The Government has announced a full review of rail fares which could lead to some tickets falling in price but others rising.
The review was recommended in a Whitehall-commissioned review of rail industry costs by former Civil Aviation Authority chairman Sir Roy McNulty.
McNulty's study team says the fares review was necessary to simplify a complex system and to help the management of peak demand, with consideration given to possible changes to off-peak and saver regulation.
The review says: "The study does not recommend an increase in fares revenue overall, but instead envisages some fares increasing and others decreasing correspondingly, within the same revenue total."
This could mean some much sought-after off-peak fares, such as those operating on Friday evenings just as the rush-hour ends, could rise in price.
Trains leaving London on the West Coast line, for example, at around 7pm on Fridays are packed with those taking advantage of cheaper fares, while those leaving at the tail-end of the peak-fare period are comparatively empty.
Responding to the McNulty review, Transport Secretary Philip Hammond says the Department for Transport will conduct "a full review of fares policy, including addressing anomalies in the current system and the potential for much greater use of smart technology".
Rail customer watchdog Passenger Focus says this tinkering with off-peak fares represented a "leap in the dark", adding that "all the experience, all the history shows there will be more losers than winners".
UK rail fares are already the highest in Europe, with season ticket holders having to fork out for an average rise of the RPI rate of inflation plus 3% in January 2012.

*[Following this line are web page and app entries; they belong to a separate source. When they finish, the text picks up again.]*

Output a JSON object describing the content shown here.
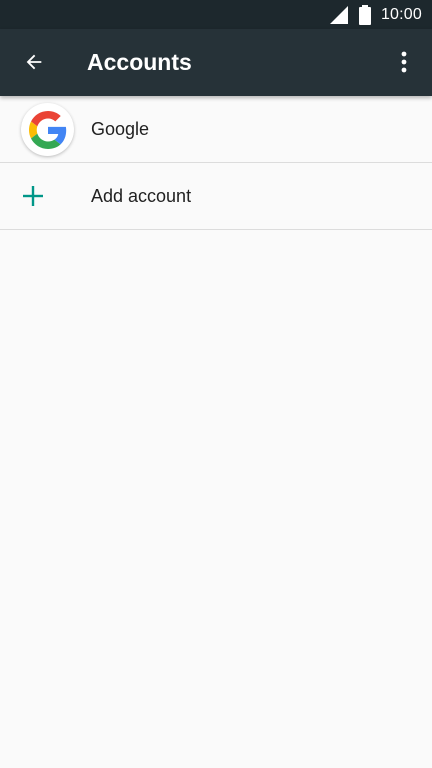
{
  "status_bar": {
    "time": "10:00",
    "signal_icon": "cellular-signal-icon",
    "battery_icon": "battery-full-icon"
  },
  "toolbar": {
    "title": "Accounts",
    "back_icon": "arrow-back-icon",
    "overflow_icon": "more-vert-icon"
  },
  "accounts": {
    "items": [
      {
        "label": "Google",
        "icon": "google-logo-icon"
      },
      {
        "label": "Add account",
        "icon": "plus-icon"
      }
    ]
  },
  "colors": {
    "status_bar": "#1d282d",
    "toolbar": "#263238",
    "background": "#fafafa",
    "accent": "#009688",
    "google_blue": "#4285F4",
    "google_red": "#EA4335",
    "google_yellow": "#FBBC05",
    "google_green": "#34A853"
  }
}
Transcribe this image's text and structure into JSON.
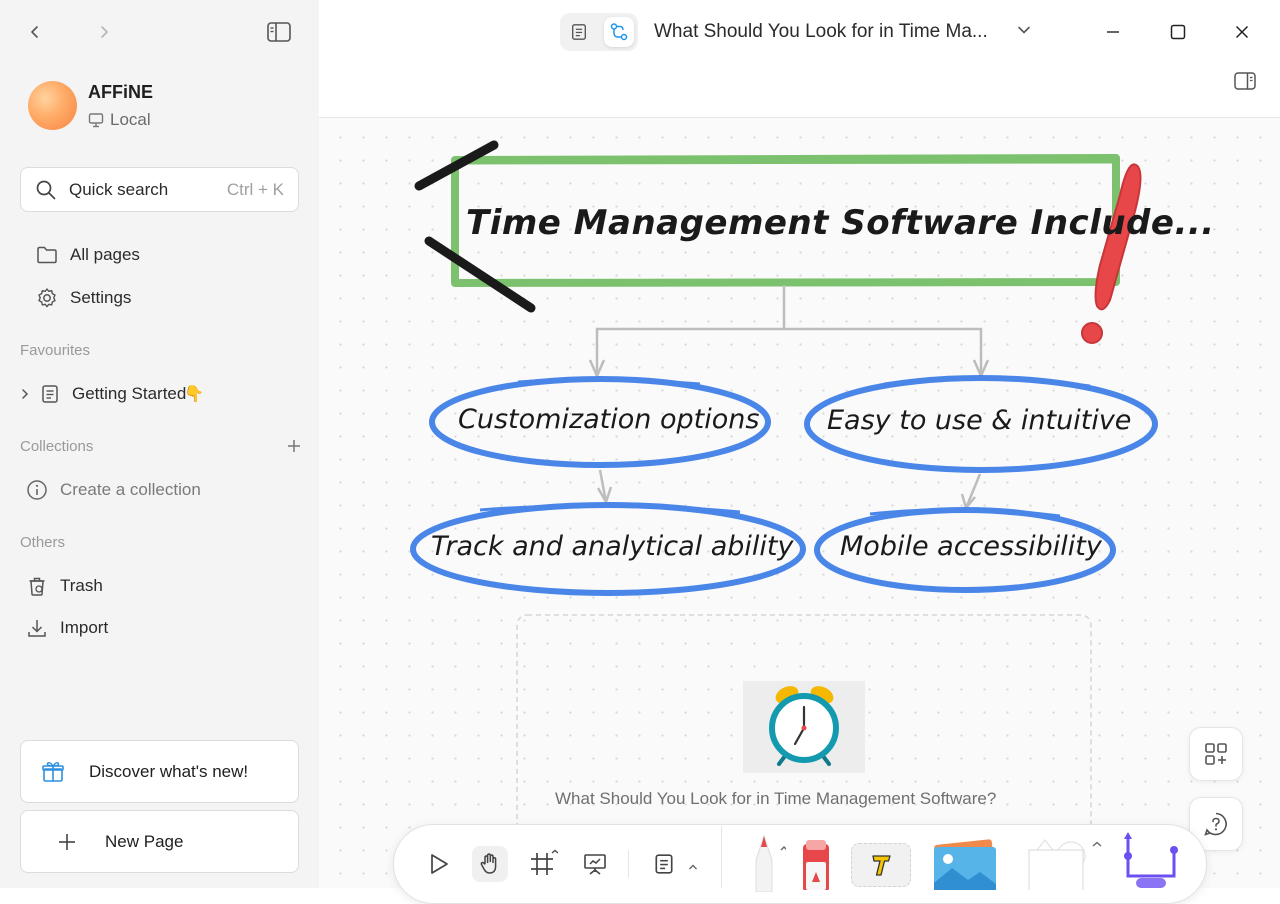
{
  "sidebar": {
    "workspace": {
      "name": "AFFiNE",
      "location": "Local"
    },
    "search": {
      "label": "Quick search",
      "shortcut": "Ctrl + K"
    },
    "nav": [
      {
        "label": "All pages",
        "icon": "folder-icon"
      },
      {
        "label": "Settings",
        "icon": "gear-icon"
      }
    ],
    "favourites": {
      "title": "Favourites",
      "items": [
        {
          "label": "Getting Started",
          "emoji": "👇"
        }
      ]
    },
    "collections": {
      "title": "Collections",
      "create_label": "Create a collection"
    },
    "others": {
      "title": "Others",
      "items": [
        {
          "label": "Trash"
        },
        {
          "label": "Import"
        }
      ]
    },
    "discover_label": "Discover what's new!",
    "new_page_label": "New Page"
  },
  "header": {
    "doc_title": "What Should You Look for in Time Ma...",
    "active_mode": "edgeless"
  },
  "canvas": {
    "main_title": "Time Management Software Include...",
    "nodes": {
      "top_left": "Customization options",
      "top_right": "Easy to use & intuitive",
      "bottom_left": "Track and analytical ability",
      "bottom_right": "Mobile accessibility"
    },
    "note_caption": "What Should You Look for in Time Management Software?",
    "colors": {
      "frame": "#7cc26e",
      "ellipse": "#4a86e8",
      "exclamation": "#e8474a",
      "arrows": "#bdbdbd"
    }
  },
  "toolbar": {
    "tools": [
      "select-tool",
      "hand-tool",
      "frame-tool",
      "presentation-tool",
      "note-tool",
      "pen-tool",
      "eraser-tool",
      "text-tool",
      "image-tool",
      "shape-tool",
      "connector-tool"
    ]
  }
}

In his review, McNulty says rail costs should be 20% to 30% lower than they were in 2008/09. He proposes cost-cutting measures which could deliver savings of between £700 million and £1 billion annually by 2019.

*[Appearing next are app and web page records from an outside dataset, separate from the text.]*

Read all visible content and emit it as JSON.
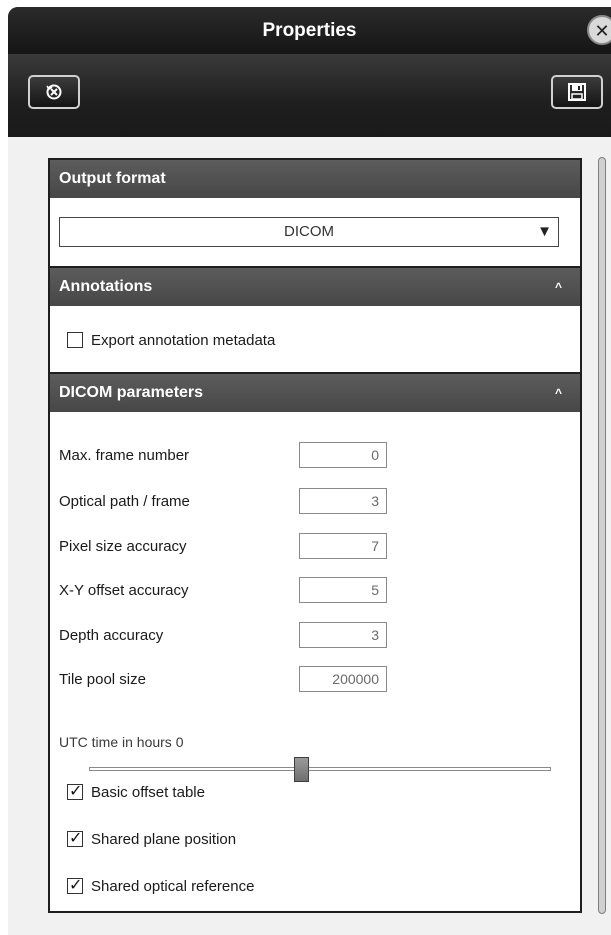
{
  "window": {
    "title": "Properties",
    "close_glyph": "✕"
  },
  "toolbar": {
    "reset_icon": "reset-icon",
    "save_icon": "save-icon"
  },
  "output_format": {
    "header": "Output format",
    "selected": "DICOM",
    "arrow": "▼"
  },
  "annotations": {
    "header": "Annotations",
    "chevron": "^",
    "export_metadata": {
      "label": "Export annotation metadata",
      "checked": false
    }
  },
  "dicom": {
    "header": "DICOM parameters",
    "chevron": "^",
    "params": [
      {
        "label": "Max. frame number",
        "value": "0"
      },
      {
        "label": "Optical path / frame",
        "value": "3"
      },
      {
        "label": "Pixel size accuracy",
        "value": "7"
      },
      {
        "label": "X-Y offset accuracy",
        "value": "5"
      },
      {
        "label": "Depth accuracy",
        "value": "3"
      },
      {
        "label": "Tile pool size",
        "value": "200000"
      }
    ],
    "utc_label": "UTC time in hours 0",
    "utc_slider_fraction": 0.5,
    "checks": [
      {
        "label": "Basic offset table",
        "checked": true
      },
      {
        "label": "Shared plane position",
        "checked": true
      },
      {
        "label": "Shared optical reference",
        "checked": true
      }
    ]
  }
}
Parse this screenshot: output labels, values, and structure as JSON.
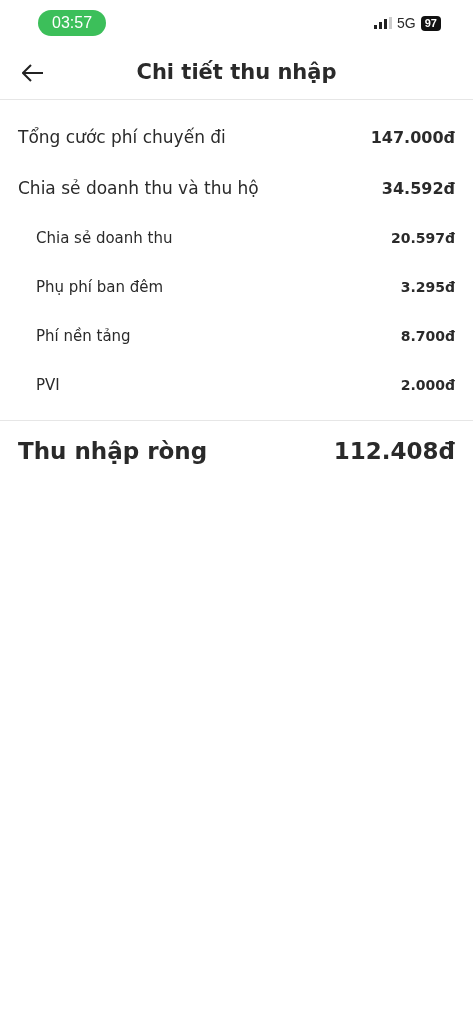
{
  "status_bar": {
    "time": "03:57",
    "network": "5G",
    "battery": "97"
  },
  "header": {
    "title": "Chi tiết thu nhập"
  },
  "items": [
    {
      "label": "Tổng cước phí chuyến đi",
      "amount": "147.000đ"
    },
    {
      "label": "Chia sẻ doanh thu và thu hộ",
      "amount": "34.592đ",
      "children": [
        {
          "label": "Chia sẻ doanh thu",
          "amount": "20.597đ"
        },
        {
          "label": "Phụ phí ban đêm",
          "amount": "3.295đ"
        },
        {
          "label": "Phí nền tảng",
          "amount": "8.700đ"
        },
        {
          "label": "PVI",
          "amount": "2.000đ"
        }
      ]
    }
  ],
  "total": {
    "label": "Thu nhập ròng",
    "amount": "112.408đ"
  }
}
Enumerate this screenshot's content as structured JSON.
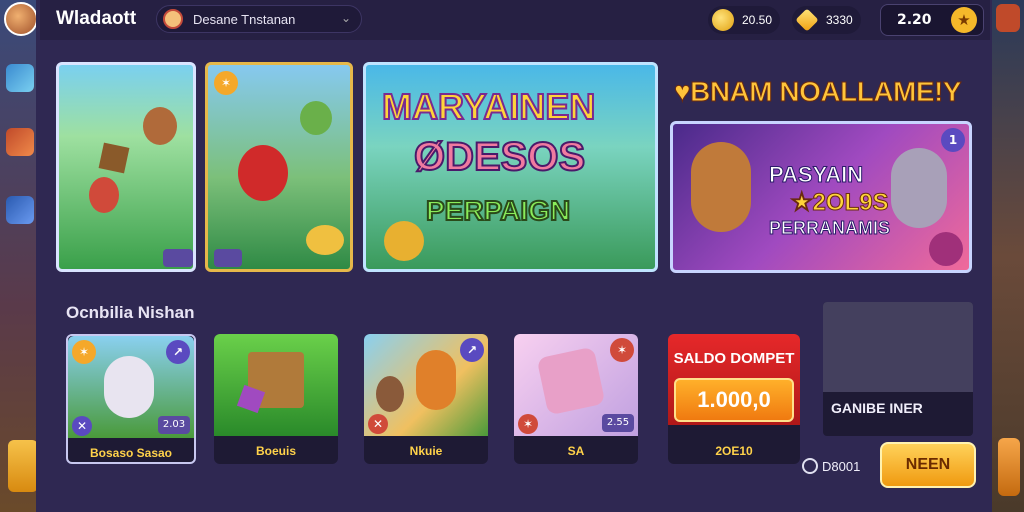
{
  "header": {
    "brand": "Wladaott",
    "search_text": "Desane Tnstanan",
    "coins_value": "20.50",
    "gems_value": "3330",
    "balance_value": "2.20",
    "add_symbol": "★"
  },
  "hero": {
    "line1": "MARYAINEN",
    "line2": "ØDESOS",
    "line3": "PERPAIGN"
  },
  "promo": {
    "headline": "♥BNAM NOALLAME!Y",
    "line1": "PASYAIN",
    "line2": "★2OL9S",
    "line3": "PERRANAMIS"
  },
  "section": {
    "title": "Ocnbilia Nishan"
  },
  "tiles": [
    {
      "label": "Bosaso Sasao",
      "chip": "2.03"
    },
    {
      "label": "Boeuis"
    },
    {
      "label": "Nkuie"
    },
    {
      "label": "SA",
      "chip": "2.55"
    }
  ],
  "wallet": {
    "title": "SALDO DOMPET",
    "value": "1.000,0",
    "label": "2OE10"
  },
  "game_tile": {
    "label": "GANIBE INER"
  },
  "footer": {
    "counter": "D8001",
    "cta": "NEEN"
  },
  "colors": {
    "accent": "#f5b82a",
    "panel": "#2f2852",
    "wallet_red": "#e6282a"
  }
}
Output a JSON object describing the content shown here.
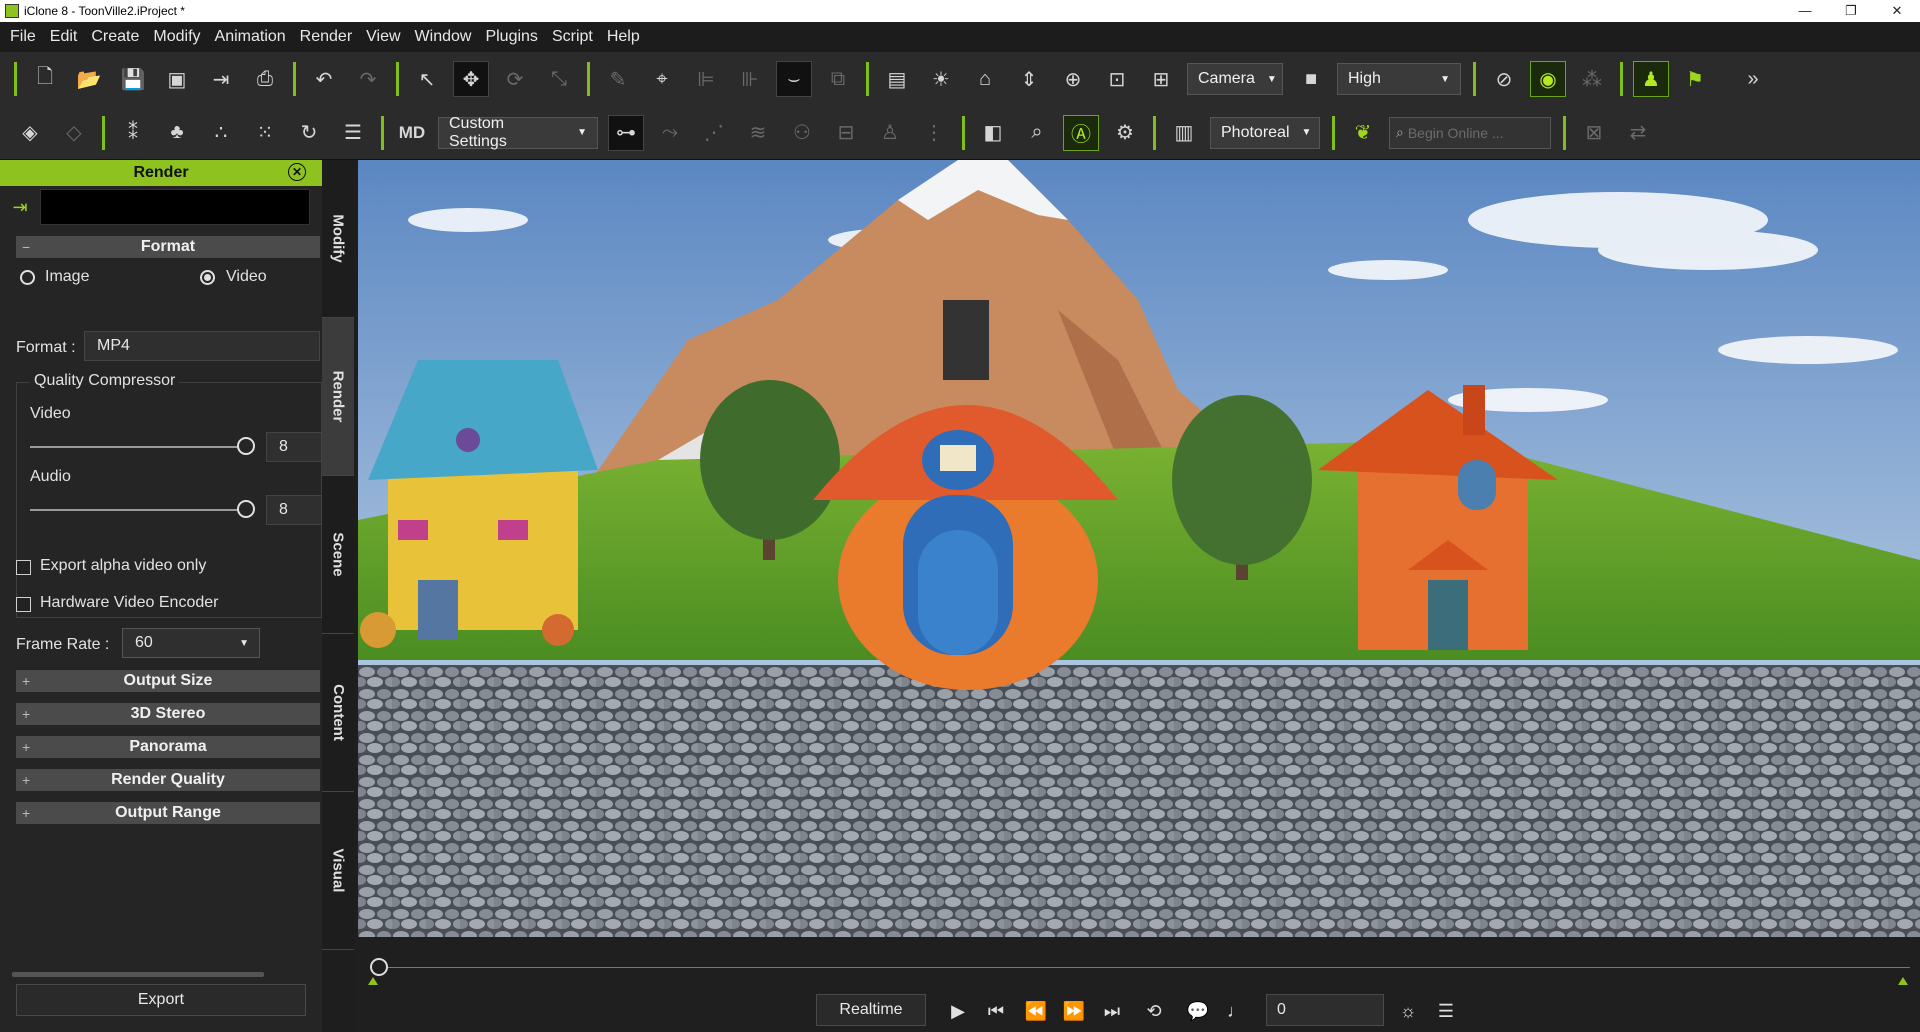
{
  "window": {
    "title": "iClone 8 - ToonVille2.iProject *",
    "controls": [
      "—",
      "❐",
      "✕"
    ]
  },
  "menu": [
    "File",
    "Edit",
    "Create",
    "Modify",
    "Animation",
    "Render",
    "View",
    "Window",
    "Plugins",
    "Script",
    "Help"
  ],
  "toolbar1": {
    "camera_label": "Camera",
    "quality_label": "High",
    "overflow": "»"
  },
  "toolbar2": {
    "settings_label": "Custom Settings",
    "render_mode_label": "Photoreal",
    "search_placeholder": "Begin Online ..."
  },
  "panel": {
    "title": "Render",
    "format_section": "Format",
    "radio_image": "Image",
    "radio_video": "Video",
    "selected_radio": "Video",
    "format_label": "Format :",
    "format_value": "MP4",
    "quality_group": "Quality Compressor",
    "video_label": "Video",
    "video_value": "8",
    "video_level": 1.0,
    "audio_label": "Audio",
    "audio_value": "8",
    "audio_level": 1.0,
    "export_alpha": "Export alpha video only",
    "hw_encoder": "Hardware Video Encoder",
    "framerate_label": "Frame Rate :",
    "framerate_value": "60",
    "collapsed_sections": [
      "Output Size",
      "3D Stereo",
      "Panorama",
      "Render Quality",
      "Output Range"
    ],
    "export_button": "Export"
  },
  "side_tabs": [
    "Modify",
    "Render",
    "Scene",
    "Content",
    "Visual"
  ],
  "active_tab": "Render",
  "timeline": {
    "realtime_button": "Realtime",
    "frame_value": "0"
  },
  "colors": {
    "accent": "#8dc21f",
    "panel_bg": "#252525",
    "toolbar_bg": "#2b2b2b"
  }
}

McNulty also concludes that rail wages are too high, rail working hours are too short and some ticket offices may have to be "done away with".